It's tax time, and while some people are getting refunds this time of year, others find they owe a balance to the IRS. If you do need to make a payment, you have several options available.
IRS Direct Pay allows you to schedule a payment to be deducted directly from your checking or savings account. There is no registration required, no fees, and you can do it all from the IRS website. Direct pay also gives you instant confirmation after your payment has been made. You can also schedule a payment to be made anytime up until your tax is due.
If you prefer to pay by debit or credit card, the IRS has several approved payment processors available who can take a tax payment online, by phone, or in some cases on your mobile device. These third-party payment processors do charge a processing fee which vary by provider.
If you are using E–file to send in your tax return, you can pay electronically at the time you file. You can schedule this payment via electronic funds withdrawal from your bank account. Payments can be scheduled any time after your filing, and as long as it's before the due date it will be considered as on time by the IRS.
If none of the electronic options appeal to you, you can do it the old-fashioned way and send a check or money order to the IRS. The check should be made payable to the U.S. Treasury, and should list your Social Security number on the front of the payment. Also included the tax year and related tax form, for instance form 1040. You should never send cash through the mail, and be sure you do not staple or clip your check to the tax form.
If you aren't able to pay the amount you owe by the due date, the IRS offers payment agreements that allow you to pay your tax liability over a period of time. Use the tool at IRS.gov to apply for an installment agreement, which you can configure for automatic payments or manual processing.
The State of California also offers a variety of payment methods, including web pay through the CA.gov website, credit card payment through an authorized third-party provider (which will charge a fee for the service), Western Union, or the traditional check or money order. If necessary, you can pay with cash at the Sacramento or Santa Ana field offices of the Franchise Tax Board. The State also offers payment plans for those who qualify.

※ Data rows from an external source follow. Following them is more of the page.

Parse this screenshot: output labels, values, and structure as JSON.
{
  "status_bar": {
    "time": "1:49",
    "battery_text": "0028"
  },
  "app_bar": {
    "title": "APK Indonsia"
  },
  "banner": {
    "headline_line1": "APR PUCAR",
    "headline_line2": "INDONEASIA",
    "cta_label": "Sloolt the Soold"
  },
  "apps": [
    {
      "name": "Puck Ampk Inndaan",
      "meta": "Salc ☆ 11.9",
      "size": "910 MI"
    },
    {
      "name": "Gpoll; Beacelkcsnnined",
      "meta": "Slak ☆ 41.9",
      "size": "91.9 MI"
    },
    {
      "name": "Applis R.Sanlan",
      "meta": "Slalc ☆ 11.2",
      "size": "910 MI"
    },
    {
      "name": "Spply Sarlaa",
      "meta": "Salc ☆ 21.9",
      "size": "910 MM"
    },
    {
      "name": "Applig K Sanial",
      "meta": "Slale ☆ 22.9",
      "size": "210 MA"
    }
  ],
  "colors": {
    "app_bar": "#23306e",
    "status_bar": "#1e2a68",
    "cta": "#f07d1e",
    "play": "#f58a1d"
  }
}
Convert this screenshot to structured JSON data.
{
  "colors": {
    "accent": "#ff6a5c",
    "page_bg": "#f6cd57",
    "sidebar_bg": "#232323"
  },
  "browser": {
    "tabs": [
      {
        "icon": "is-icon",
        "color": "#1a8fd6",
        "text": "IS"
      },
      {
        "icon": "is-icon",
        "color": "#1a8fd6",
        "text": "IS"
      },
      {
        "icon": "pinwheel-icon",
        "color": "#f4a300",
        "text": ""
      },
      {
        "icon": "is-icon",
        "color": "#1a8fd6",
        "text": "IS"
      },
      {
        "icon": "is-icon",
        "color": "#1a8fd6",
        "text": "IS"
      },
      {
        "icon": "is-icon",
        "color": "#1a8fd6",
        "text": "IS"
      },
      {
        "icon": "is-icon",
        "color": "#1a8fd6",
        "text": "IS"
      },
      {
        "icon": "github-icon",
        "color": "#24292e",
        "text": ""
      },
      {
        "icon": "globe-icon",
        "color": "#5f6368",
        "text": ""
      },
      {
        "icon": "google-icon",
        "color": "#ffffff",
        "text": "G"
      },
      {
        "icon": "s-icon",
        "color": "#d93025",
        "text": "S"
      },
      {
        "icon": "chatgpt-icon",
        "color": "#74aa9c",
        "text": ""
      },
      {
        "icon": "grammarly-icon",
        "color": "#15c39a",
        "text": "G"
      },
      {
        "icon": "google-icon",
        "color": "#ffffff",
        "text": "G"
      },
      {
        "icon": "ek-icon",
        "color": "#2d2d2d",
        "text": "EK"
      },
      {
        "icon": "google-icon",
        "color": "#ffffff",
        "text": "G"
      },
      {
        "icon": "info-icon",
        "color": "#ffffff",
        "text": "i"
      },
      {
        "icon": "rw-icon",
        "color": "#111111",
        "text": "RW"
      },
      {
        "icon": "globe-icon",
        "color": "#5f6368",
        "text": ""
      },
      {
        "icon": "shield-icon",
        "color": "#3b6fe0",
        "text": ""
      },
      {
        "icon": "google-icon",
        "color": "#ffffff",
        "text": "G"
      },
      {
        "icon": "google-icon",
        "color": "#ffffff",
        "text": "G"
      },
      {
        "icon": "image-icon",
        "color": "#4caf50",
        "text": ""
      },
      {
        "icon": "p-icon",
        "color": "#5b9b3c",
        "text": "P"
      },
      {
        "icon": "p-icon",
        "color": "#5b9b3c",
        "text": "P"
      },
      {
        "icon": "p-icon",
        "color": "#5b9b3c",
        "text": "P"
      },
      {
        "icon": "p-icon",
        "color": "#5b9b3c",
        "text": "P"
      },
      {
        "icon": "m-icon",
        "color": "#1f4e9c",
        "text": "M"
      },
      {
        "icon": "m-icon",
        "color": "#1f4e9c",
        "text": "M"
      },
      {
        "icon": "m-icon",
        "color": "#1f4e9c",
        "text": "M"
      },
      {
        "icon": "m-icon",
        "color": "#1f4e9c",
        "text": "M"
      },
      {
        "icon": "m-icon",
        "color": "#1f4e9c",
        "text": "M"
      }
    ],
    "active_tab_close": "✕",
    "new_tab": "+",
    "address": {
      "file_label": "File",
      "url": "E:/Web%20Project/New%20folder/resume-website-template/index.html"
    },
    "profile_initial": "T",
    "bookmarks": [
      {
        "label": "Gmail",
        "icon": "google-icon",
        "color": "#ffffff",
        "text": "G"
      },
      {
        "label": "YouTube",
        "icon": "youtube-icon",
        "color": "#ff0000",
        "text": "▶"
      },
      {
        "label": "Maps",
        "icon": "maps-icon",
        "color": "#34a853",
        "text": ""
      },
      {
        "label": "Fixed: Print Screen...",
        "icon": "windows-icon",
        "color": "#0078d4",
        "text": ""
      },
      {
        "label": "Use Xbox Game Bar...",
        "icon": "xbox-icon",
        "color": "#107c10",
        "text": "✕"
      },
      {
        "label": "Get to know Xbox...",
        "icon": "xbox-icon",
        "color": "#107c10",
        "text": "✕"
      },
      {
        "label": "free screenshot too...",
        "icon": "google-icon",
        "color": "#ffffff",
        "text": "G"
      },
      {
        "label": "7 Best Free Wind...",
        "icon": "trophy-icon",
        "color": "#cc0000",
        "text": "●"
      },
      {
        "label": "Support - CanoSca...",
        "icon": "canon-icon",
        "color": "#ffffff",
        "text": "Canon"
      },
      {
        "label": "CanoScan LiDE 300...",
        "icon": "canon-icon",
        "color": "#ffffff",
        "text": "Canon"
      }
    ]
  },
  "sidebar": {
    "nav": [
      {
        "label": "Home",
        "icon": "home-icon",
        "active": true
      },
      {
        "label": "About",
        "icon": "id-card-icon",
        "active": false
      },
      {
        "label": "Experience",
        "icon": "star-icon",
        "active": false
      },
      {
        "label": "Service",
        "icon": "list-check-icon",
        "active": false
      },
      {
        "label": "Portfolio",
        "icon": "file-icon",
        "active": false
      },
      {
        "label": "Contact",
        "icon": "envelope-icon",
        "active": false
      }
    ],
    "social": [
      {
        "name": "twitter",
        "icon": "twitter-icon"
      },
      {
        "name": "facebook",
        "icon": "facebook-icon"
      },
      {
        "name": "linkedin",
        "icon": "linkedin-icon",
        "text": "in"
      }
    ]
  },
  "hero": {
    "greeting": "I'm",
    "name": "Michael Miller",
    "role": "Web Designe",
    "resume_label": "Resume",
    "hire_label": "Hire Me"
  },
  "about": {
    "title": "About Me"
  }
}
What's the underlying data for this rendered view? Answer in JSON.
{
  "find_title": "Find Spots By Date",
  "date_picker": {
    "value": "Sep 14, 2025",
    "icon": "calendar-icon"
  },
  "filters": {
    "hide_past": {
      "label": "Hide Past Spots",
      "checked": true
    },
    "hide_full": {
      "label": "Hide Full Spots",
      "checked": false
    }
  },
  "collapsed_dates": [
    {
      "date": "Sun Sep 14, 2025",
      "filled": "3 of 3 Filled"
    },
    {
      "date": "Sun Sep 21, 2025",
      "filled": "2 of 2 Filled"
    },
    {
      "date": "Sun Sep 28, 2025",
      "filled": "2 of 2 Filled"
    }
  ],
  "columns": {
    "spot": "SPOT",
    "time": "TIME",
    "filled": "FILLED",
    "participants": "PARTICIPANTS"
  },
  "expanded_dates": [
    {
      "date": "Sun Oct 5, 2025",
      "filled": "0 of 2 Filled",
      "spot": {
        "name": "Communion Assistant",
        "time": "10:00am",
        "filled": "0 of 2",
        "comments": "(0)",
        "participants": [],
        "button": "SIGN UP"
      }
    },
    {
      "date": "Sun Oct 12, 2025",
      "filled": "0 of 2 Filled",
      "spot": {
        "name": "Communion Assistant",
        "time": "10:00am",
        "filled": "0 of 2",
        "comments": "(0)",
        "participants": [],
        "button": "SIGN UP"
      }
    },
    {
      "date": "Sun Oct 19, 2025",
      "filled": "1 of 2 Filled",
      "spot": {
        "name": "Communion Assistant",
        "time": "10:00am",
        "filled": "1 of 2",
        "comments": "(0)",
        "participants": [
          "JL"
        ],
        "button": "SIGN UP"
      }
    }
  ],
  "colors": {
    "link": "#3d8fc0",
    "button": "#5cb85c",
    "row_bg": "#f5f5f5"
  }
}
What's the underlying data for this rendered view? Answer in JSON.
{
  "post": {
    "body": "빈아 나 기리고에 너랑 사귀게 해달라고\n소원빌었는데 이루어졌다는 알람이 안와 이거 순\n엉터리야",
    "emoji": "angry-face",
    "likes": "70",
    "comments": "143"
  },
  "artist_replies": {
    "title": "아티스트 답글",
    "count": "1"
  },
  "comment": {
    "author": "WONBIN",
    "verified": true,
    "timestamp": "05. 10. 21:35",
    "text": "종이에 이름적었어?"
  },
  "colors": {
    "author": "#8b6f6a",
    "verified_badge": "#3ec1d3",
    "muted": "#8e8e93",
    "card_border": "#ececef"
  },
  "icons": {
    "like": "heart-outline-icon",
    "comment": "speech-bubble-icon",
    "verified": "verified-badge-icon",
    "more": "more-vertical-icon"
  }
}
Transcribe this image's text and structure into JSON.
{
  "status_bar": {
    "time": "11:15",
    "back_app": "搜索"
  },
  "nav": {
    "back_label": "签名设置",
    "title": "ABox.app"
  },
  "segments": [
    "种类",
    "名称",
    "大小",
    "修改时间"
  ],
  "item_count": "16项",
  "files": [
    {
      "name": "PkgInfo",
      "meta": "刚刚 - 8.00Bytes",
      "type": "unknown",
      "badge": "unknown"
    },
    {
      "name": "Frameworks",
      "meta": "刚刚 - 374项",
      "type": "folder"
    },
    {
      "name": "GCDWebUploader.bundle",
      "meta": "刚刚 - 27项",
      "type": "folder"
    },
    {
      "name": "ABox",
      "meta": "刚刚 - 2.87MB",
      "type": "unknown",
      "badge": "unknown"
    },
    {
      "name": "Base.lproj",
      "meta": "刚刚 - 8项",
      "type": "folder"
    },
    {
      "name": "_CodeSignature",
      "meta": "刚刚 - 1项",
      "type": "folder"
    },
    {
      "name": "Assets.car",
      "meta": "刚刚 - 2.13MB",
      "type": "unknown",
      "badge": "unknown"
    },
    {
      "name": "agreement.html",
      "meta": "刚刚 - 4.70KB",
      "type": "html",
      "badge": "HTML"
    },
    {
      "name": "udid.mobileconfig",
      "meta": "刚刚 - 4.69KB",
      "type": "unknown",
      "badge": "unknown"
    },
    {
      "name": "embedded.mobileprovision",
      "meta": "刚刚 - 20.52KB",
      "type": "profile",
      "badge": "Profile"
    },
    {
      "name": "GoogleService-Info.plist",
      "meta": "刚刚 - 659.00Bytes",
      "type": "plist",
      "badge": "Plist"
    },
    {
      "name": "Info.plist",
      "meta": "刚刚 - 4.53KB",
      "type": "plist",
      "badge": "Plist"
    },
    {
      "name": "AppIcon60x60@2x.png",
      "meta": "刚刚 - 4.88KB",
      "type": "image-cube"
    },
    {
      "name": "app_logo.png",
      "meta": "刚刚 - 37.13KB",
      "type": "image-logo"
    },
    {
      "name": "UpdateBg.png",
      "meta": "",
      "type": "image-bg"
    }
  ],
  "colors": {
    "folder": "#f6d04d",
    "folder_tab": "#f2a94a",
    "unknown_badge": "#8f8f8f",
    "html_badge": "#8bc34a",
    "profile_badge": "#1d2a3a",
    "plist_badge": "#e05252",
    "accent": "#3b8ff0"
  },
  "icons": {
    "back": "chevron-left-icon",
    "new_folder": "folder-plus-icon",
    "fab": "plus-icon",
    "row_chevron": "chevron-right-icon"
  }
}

Remember that even if you can't pay the tax you owe, you should still file your returns by the due date in order to avoid late filing penalties. Filing an extension will give you more time to file your return, but not to pay any tax due. If you're filing an extension, you should still use one of the above methods to pay an estimated amount that you owe.